Supplied entries:
· · · · · · ·
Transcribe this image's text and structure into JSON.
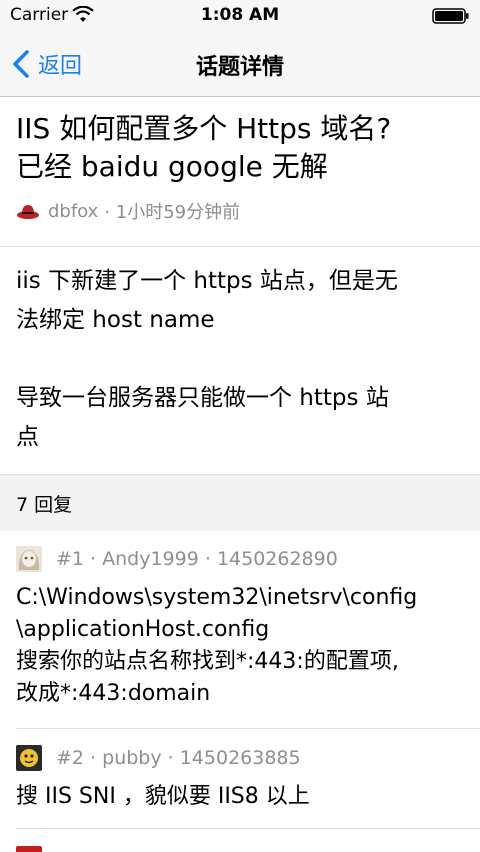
{
  "status_bar": {
    "carrier": "Carrier",
    "time": "1:08 AM"
  },
  "nav": {
    "back_label": "返回",
    "title": "话题详情"
  },
  "topic": {
    "title_line1": "IIS 如何配置多个 Https 域名?",
    "title_line2": "已经 baidu google 无解",
    "author": "dbfox",
    "time": "· 1小时59分钟前",
    "content": [
      "iis 下新建了一个 https 站点，但是无",
      "法绑定 host name",
      "导致一台服务器只能做一个 https 站",
      "点"
    ]
  },
  "replies_header": "7 回复",
  "replies": [
    {
      "meta": "#1 · Andy1999 · 1450262890",
      "lines": [
        "C:\\Windows\\system32\\inetsrv\\config",
        "\\applicationHost.config",
        "搜索你的站点名称找到*:443:的配置项,",
        "改成*:443:domain"
      ]
    },
    {
      "meta": "#2 · pubby · 1450263885",
      "lines": [
        "搜 IIS  SNI ，貌似要 IIS8 以上"
      ]
    }
  ],
  "colors": {
    "accent": "#1a7ef5",
    "meta": "#8e8e93"
  }
}
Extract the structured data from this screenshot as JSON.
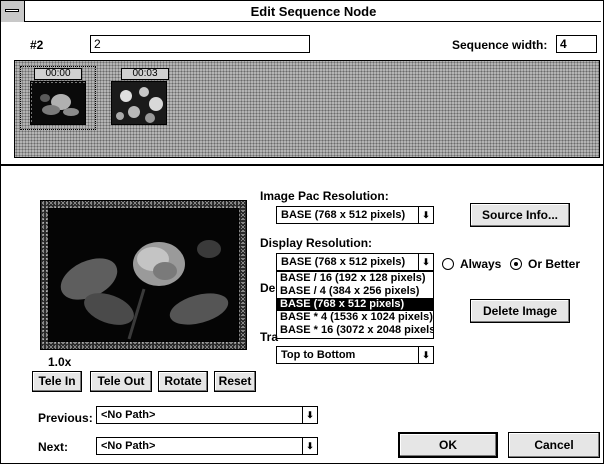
{
  "window": {
    "title": "Edit Sequence Node"
  },
  "header": {
    "node_id": "#2",
    "node_name": "2",
    "sequence_width_label": "Sequence width:",
    "sequence_width_value": "4"
  },
  "frames": [
    {
      "time": "00:00",
      "selected": true
    },
    {
      "time": "00:03",
      "selected": false
    }
  ],
  "image_pac_resolution": {
    "label": "Image Pac Resolution:",
    "value": "BASE (768 x 512 pixels)"
  },
  "display_resolution": {
    "label": "Display Resolution:",
    "value": "BASE (768 x 512 pixels)",
    "options": [
      "BASE / 16 (192 x 128 pixels)",
      "BASE / 4 (384 x 256 pixels)",
      "BASE (768 x 512 pixels)",
      "BASE * 4 (1536 x 1024 pixels)",
      "BASE * 16 (3072 x 2048 pixels)"
    ],
    "selected_index": 2
  },
  "match_mode": {
    "always_label": "Always",
    "or_better_label": "Or Better",
    "selected": "or_better"
  },
  "partial_labels": {
    "de": "De",
    "tra": "Tra"
  },
  "transition": {
    "value": "Top to Bottom"
  },
  "zoom_text": "1.0x",
  "buttons": {
    "source_info": "Source Info...",
    "delete_image": "Delete Image",
    "tele_in": "Tele In",
    "tele_out": "Tele Out",
    "rotate": "Rotate",
    "reset": "Reset",
    "ok": "OK",
    "cancel": "Cancel"
  },
  "previous": {
    "label": "Previous:",
    "value": "<No Path>"
  },
  "next": {
    "label": "Next:",
    "value": "<No Path>"
  },
  "icons": {
    "dropdown": "down-arrow-icon",
    "system_menu": "system-menu-icon"
  }
}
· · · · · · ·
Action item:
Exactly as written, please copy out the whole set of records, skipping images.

Your response:
Transcribe this image's text and structure into JSON.
{
  "status_bar": {
    "carrier": "Carrier",
    "time": "1:08 AM"
  },
  "nav": {
    "back_label": "返回",
    "title": "话题详情"
  },
  "topic": {
    "title_line1": "IIS 如何配置多个 Https 域名?",
    "title_line2": "已经 baidu google 无解",
    "author": "dbfox",
    "time": "· 1小时59分钟前",
    "content": [
      "iis 下新建了一个 https 站点，但是无",
      "法绑定 host name",
      "导致一台服务器只能做一个 https 站",
      "点"
    ]
  },
  "replies_header": "7 回复",
  "replies": [
    {
      "meta": "#1 · Andy1999 · 1450262890",
      "lines": [
        "C:\\Windows\\system32\\inetsrv\\config",
        "\\applicationHost.config",
        "搜索你的站点名称找到*:443:的配置项,",
        "改成*:443:domain"
      ]
    },
    {
      "meta": "#2 · pubby · 1450263885",
      "lines": [
        "搜 IIS  SNI ，貌似要 IIS8 以上"
      ]
    }
  ],
  "colors": {
    "accent": "#1a7ef5",
    "meta": "#8e8e93"
  }
}
Extract the structured data from this screenshot as JSON.
{
  "window": {
    "title": "Edit Sequence Node"
  },
  "header": {
    "node_id": "#2",
    "node_name": "2",
    "sequence_width_label": "Sequence width:",
    "sequence_width_value": "4"
  },
  "frames": [
    {
      "time": "00:00",
      "selected": true
    },
    {
      "time": "00:03",
      "selected": false
    }
  ],
  "image_pac_resolution": {
    "label": "Image Pac Resolution:",
    "value": "BASE (768 x 512 pixels)"
  },
  "display_resolution": {
    "label": "Display Resolution:",
    "value": "BASE (768 x 512 pixels)",
    "options": [
      "BASE / 16 (192 x 128 pixels)",
      "BASE / 4 (384 x 256 pixels)",
      "BASE (768 x 512 pixels)",
      "BASE * 4 (1536 x 1024 pixels)",
      "BASE * 16 (3072 x 2048 pixels)"
    ],
    "selected_index": 2
  },
  "match_mode": {
    "always_label": "Always",
    "or_better_label": "Or Better",
    "selected": "or_better"
  },
  "partial_labels": {
    "de": "De",
    "tra": "Tra"
  },
  "transition": {
    "value": "Top to Bottom"
  },
  "zoom_text": "1.0x",
  "buttons": {
    "source_info": "Source Info...",
    "delete_image": "Delete Image",
    "tele_in": "Tele In",
    "tele_out": "Tele Out",
    "rotate": "Rotate",
    "reset": "Reset",
    "ok": "OK",
    "cancel": "Cancel"
  },
  "previous": {
    "label": "Previous:",
    "value": "<No Path>"
  },
  "next": {
    "label": "Next:",
    "value": "<No Path>"
  },
  "icons": {
    "dropdown": "down-arrow-icon",
    "system_menu": "system-menu-icon"
  }
}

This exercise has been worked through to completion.